**Work instructions**
Check each line of the listing below for the word "chevron" and say how many lines have it. Nothing else should be written.

**Extracted information**
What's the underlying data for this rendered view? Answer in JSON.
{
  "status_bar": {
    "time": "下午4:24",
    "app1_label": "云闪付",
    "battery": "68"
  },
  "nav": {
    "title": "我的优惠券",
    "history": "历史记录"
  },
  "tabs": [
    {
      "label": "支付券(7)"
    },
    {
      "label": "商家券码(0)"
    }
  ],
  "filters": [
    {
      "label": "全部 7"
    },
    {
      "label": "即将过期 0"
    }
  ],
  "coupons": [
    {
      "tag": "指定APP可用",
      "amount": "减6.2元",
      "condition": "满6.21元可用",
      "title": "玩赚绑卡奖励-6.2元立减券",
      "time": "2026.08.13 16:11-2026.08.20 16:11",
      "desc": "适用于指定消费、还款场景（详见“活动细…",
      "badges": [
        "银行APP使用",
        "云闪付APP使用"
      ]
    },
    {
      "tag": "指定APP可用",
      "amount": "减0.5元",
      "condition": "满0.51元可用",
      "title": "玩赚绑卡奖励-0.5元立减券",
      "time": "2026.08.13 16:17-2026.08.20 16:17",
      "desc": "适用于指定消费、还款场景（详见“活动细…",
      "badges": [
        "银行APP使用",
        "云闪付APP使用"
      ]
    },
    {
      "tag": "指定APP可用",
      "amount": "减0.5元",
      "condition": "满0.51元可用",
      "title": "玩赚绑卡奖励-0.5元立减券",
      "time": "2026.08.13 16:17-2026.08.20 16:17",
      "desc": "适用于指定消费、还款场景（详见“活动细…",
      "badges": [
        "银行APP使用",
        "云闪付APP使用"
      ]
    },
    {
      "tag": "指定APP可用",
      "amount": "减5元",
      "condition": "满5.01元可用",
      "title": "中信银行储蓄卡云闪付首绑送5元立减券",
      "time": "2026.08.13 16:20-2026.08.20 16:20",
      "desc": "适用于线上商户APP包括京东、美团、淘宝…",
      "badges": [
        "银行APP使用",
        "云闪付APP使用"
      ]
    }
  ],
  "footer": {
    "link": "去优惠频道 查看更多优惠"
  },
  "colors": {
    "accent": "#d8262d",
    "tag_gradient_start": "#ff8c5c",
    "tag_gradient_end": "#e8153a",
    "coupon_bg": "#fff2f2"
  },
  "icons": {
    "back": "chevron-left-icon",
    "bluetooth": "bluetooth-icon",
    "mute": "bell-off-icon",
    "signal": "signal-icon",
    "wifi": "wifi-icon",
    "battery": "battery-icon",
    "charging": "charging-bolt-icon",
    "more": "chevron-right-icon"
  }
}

**Exercise answer**
2